_Material supplied_:
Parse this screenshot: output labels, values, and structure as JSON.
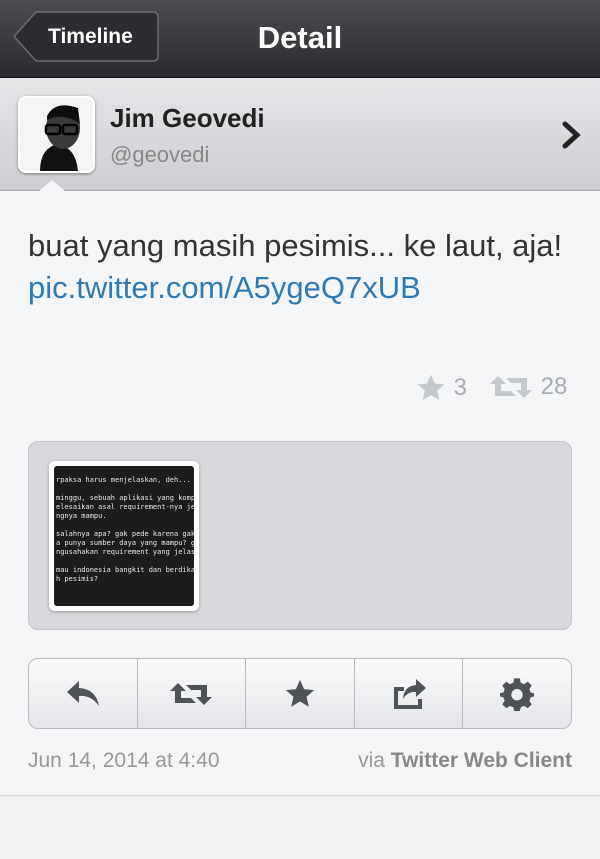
{
  "navbar": {
    "back_label": "Timeline",
    "title": "Detail"
  },
  "profile": {
    "name": "Jim Geovedi",
    "handle": "@geovedi"
  },
  "tweet": {
    "text": "buat yang masih pesimis... ke laut, aja! ",
    "link": "pic.twitter.com/A5ygeQ7xUB",
    "favorites": "3",
    "retweets": "28"
  },
  "media": {
    "lines": [
      "rpaksa harus menjelaskan, deh...",
      "",
      "minggu, sebuah aplikasi yang kompl",
      "elesaikan asal requirement-nya jel",
      "ngnya mampu.",
      "",
      "salahnya apa? gak pede karena gak",
      "a punya sumber daya yang mampu? ga",
      "ngusahakan requirement yang jelas",
      "",
      "mau indonesia bangkit dan berdika",
      "h pesimis?"
    ]
  },
  "actions": [
    "reply-icon",
    "retweet-icon",
    "star-icon",
    "share-icon",
    "gear-icon"
  ],
  "meta": {
    "timestamp": "Jun 14, 2014 at 4:40",
    "via_prefix": "via ",
    "client": "Twitter Web Client"
  },
  "colors": {
    "link": "#2e7bb3",
    "navbar": "#2a2b2e"
  }
}
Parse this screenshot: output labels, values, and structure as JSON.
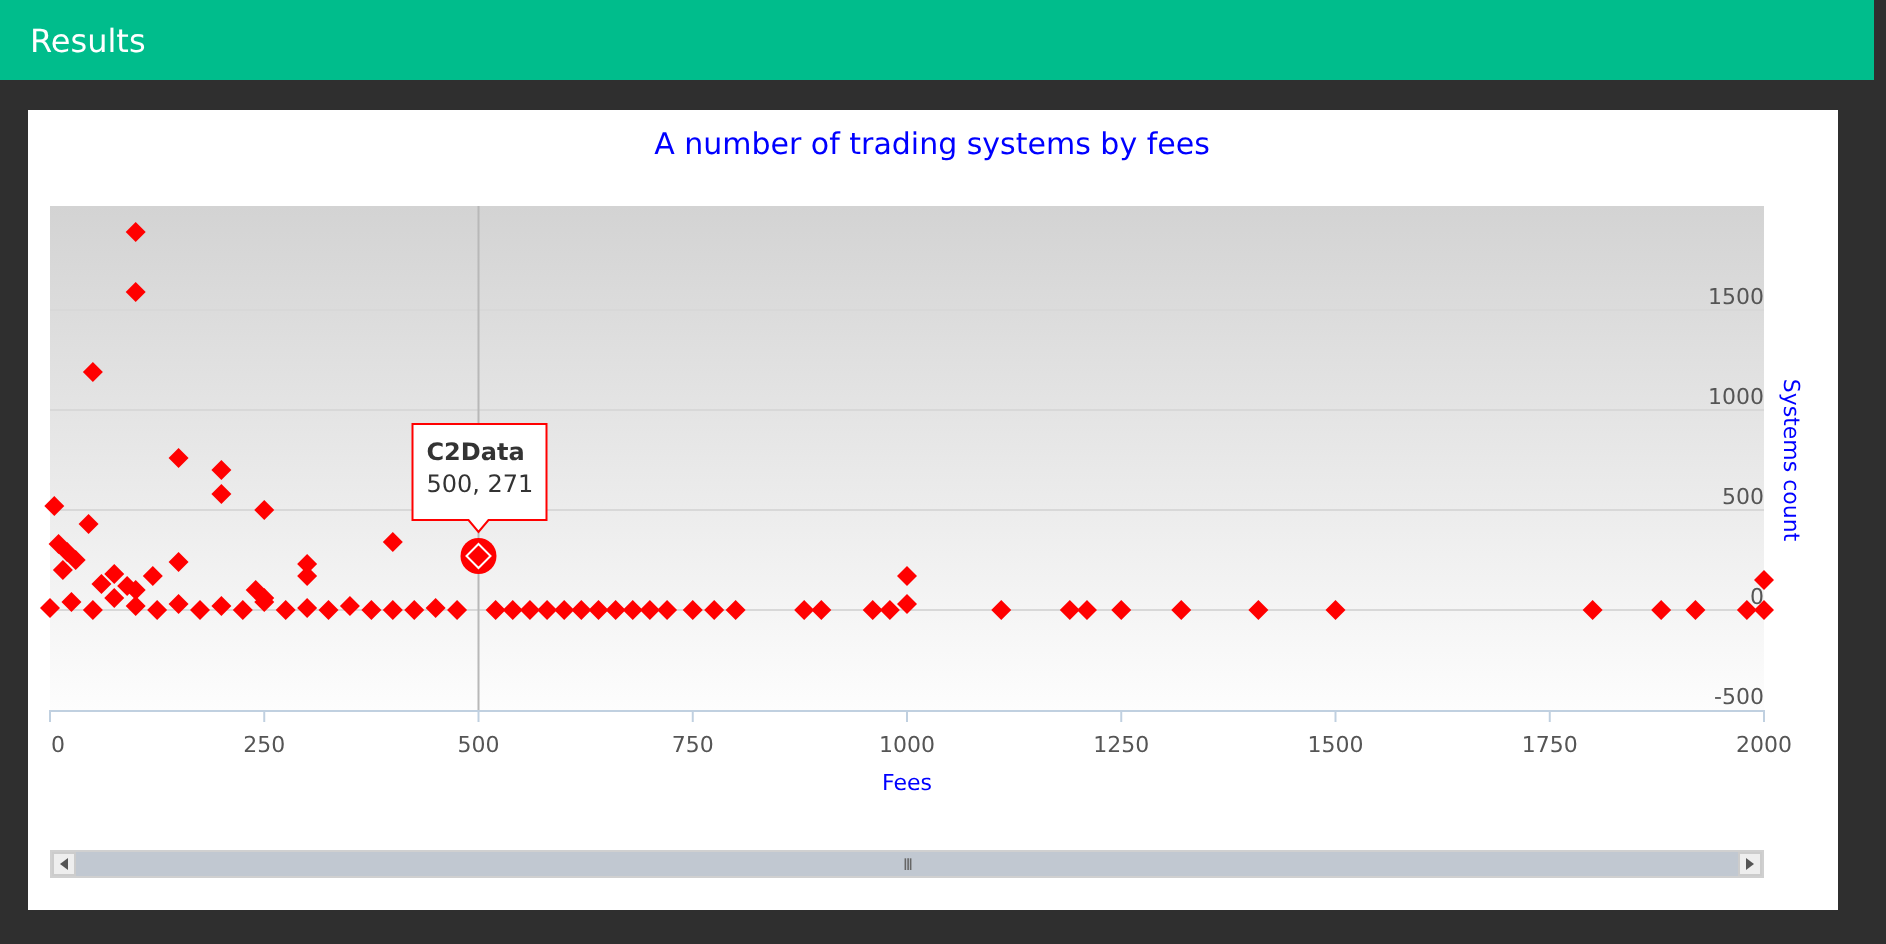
{
  "header": {
    "title": "Results"
  },
  "chart": {
    "chart_data": {
      "type": "scatter",
      "title": "A number of trading systems by fees",
      "xlabel": "Fees",
      "ylabel": "Systems count",
      "xlim": [
        0,
        2000
      ],
      "ylim": [
        -500,
        2020
      ],
      "grid": true,
      "xticks": [
        0,
        250,
        500,
        750,
        1000,
        1250,
        1500,
        1750,
        2000
      ],
      "yticks": [
        -500,
        0,
        500,
        1000,
        1500
      ],
      "x": [
        100,
        100,
        50,
        150,
        200,
        200,
        250,
        5,
        45,
        400,
        300,
        300,
        1000,
        2000,
        10,
        20,
        30,
        15,
        60,
        75,
        90,
        100,
        120,
        150,
        240,
        250,
        0,
        25,
        50,
        75,
        100,
        125,
        150,
        175,
        200,
        225,
        250,
        275,
        300,
        325,
        350,
        375,
        400,
        425,
        450,
        475,
        520,
        540,
        560,
        580,
        600,
        620,
        640,
        660,
        680,
        700,
        720,
        750,
        775,
        800,
        880,
        900,
        960,
        980,
        1000,
        1110,
        1190,
        1210,
        1250,
        1320,
        1410,
        1500,
        1800,
        1880,
        1920,
        1980,
        2000
      ],
      "series": [
        {
          "name": "C2Data",
          "color": "#ff0000",
          "values": [
            1890,
            1590,
            1190,
            760,
            700,
            580,
            500,
            520,
            430,
            340,
            230,
            170,
            170,
            150,
            330,
            290,
            250,
            200,
            130,
            180,
            120,
            100,
            170,
            240,
            100,
            60,
            10,
            40,
            0,
            60,
            20,
            0,
            30,
            0,
            20,
            0,
            40,
            0,
            10,
            0,
            20,
            0,
            0,
            0,
            10,
            0,
            0,
            0,
            0,
            0,
            0,
            0,
            0,
            0,
            0,
            0,
            0,
            0,
            0,
            0,
            0,
            0,
            0,
            0,
            30,
            0,
            0,
            0,
            0,
            0,
            0,
            0,
            0,
            0,
            0,
            0,
            0
          ]
        }
      ],
      "ref_lines": [
        {
          "axis": "x",
          "value": 500
        }
      ],
      "annotations": [
        {
          "x": 500,
          "y": 270,
          "text": "500, 271"
        }
      ]
    }
  },
  "scrollbar": {
    "thumb_label": "III"
  }
}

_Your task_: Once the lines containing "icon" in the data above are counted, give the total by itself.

_Written solution_: 5